### Task goal
Every line of the following records that includes "this" should be copied.

### Supplied information
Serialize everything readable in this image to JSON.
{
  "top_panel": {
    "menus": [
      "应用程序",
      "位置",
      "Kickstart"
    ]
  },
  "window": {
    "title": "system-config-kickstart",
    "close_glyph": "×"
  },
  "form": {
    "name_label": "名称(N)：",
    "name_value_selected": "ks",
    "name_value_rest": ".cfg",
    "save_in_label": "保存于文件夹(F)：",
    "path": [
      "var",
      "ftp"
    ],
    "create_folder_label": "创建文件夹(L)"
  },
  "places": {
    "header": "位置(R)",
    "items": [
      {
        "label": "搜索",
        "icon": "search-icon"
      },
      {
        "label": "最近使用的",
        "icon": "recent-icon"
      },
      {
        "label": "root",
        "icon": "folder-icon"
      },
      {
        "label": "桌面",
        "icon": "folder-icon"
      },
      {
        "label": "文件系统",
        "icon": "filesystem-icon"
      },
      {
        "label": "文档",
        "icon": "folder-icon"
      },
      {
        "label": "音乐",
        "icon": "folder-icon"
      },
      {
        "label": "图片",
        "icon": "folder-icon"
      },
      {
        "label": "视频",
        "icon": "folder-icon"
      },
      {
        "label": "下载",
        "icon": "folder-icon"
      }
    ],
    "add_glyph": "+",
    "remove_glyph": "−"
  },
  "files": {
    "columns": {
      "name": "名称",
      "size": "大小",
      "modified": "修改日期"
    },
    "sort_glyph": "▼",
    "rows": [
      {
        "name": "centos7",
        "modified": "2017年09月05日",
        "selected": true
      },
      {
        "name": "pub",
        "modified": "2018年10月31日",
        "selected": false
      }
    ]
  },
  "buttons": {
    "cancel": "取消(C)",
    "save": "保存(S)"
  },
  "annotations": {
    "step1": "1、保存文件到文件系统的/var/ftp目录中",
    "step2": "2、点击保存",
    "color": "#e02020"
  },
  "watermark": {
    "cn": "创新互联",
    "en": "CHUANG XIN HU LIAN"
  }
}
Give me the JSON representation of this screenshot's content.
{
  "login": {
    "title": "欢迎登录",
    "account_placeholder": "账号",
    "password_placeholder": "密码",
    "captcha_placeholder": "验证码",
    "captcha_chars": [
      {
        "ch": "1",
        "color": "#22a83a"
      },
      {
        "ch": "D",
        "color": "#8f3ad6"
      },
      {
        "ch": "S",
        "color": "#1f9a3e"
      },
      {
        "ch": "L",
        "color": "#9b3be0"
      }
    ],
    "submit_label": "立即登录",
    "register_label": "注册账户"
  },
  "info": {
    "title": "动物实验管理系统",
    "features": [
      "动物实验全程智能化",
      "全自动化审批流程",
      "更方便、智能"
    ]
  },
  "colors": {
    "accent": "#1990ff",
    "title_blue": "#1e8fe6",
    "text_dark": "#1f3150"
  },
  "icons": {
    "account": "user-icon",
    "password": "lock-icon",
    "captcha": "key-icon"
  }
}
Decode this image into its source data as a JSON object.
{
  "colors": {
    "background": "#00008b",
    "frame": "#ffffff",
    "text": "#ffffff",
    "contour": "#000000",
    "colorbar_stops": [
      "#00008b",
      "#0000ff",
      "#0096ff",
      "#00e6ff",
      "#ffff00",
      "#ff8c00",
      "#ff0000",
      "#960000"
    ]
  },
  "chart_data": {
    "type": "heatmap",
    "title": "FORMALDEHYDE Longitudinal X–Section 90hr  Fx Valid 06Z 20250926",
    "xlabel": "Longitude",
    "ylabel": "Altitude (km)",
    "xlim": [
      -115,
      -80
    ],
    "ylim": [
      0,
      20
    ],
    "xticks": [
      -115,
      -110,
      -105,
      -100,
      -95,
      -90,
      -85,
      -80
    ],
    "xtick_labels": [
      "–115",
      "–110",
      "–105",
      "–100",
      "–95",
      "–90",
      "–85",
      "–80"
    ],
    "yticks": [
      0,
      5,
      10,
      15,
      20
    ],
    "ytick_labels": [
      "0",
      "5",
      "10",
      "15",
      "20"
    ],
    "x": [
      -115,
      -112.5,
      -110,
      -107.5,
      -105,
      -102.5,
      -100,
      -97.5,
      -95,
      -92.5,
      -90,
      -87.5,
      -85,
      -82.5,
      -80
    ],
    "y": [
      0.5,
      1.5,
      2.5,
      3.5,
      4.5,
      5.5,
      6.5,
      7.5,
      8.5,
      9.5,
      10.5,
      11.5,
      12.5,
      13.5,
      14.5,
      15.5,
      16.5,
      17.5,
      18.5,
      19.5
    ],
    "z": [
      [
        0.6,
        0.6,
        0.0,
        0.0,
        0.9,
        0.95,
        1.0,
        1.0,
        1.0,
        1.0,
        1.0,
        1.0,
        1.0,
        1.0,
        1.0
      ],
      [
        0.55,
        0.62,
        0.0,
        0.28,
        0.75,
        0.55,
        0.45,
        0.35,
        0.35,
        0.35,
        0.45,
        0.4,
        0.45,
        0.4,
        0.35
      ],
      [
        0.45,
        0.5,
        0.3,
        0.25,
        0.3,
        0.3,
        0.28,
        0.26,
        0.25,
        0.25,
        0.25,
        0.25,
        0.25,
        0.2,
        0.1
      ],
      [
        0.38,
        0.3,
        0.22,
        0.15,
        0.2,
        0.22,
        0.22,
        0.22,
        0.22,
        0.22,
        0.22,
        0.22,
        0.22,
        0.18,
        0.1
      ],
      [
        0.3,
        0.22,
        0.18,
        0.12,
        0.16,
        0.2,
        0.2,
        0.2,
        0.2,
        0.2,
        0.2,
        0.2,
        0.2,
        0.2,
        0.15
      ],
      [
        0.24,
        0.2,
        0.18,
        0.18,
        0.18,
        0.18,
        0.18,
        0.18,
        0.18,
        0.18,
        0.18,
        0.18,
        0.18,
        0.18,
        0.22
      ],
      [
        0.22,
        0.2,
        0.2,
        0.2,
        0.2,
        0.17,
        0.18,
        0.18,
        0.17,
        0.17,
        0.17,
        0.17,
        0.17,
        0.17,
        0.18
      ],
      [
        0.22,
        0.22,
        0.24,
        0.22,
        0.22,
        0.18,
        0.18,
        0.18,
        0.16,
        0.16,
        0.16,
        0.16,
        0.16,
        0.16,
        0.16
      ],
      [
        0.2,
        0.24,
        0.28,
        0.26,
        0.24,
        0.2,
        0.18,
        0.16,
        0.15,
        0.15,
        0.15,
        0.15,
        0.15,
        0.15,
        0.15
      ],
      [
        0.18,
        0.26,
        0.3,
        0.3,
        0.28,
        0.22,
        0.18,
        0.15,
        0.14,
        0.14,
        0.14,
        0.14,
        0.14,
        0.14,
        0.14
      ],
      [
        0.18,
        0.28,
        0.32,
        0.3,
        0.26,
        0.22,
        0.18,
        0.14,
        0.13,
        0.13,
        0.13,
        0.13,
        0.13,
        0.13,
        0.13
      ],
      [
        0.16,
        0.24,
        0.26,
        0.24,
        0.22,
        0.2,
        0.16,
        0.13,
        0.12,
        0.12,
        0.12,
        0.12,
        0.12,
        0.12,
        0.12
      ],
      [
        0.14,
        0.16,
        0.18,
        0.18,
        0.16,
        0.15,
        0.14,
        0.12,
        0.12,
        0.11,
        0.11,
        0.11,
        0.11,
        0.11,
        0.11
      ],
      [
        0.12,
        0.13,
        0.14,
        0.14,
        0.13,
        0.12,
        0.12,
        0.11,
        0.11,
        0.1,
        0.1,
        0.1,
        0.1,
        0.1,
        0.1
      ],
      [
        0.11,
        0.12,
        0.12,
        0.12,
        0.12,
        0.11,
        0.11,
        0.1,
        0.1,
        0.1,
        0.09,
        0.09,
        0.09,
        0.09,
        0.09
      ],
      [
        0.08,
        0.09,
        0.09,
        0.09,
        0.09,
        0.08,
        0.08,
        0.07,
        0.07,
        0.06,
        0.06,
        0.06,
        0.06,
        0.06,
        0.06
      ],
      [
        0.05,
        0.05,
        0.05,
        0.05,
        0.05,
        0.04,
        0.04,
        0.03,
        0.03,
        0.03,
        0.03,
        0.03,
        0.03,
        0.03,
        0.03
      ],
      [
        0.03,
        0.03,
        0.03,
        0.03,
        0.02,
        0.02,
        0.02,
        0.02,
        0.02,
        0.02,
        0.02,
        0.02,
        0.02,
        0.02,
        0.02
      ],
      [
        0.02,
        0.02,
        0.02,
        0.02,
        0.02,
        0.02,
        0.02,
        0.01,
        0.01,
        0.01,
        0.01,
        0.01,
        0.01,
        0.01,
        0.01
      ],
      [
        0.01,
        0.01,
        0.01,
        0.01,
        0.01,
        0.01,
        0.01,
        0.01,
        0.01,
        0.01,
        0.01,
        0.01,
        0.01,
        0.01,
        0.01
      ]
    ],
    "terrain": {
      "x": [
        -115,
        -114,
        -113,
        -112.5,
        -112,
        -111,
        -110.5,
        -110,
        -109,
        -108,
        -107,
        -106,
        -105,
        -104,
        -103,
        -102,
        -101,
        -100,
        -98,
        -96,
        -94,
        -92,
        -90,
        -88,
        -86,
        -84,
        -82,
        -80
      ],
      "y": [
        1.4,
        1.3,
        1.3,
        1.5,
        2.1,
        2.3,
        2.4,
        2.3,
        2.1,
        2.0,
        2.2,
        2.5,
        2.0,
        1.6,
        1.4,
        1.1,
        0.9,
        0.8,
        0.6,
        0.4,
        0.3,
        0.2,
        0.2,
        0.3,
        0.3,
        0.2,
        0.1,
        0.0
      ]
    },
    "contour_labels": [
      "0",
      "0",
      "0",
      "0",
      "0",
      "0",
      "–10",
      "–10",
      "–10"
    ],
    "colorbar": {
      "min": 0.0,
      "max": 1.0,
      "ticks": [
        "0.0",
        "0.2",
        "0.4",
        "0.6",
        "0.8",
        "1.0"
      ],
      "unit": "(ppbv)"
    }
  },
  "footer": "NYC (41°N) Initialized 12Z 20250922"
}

### Exercise response
Serialize everything readable in this image to JSON.
Give me the JSON representation of this screenshot's content.
Decode this image into its source data as a JSON object.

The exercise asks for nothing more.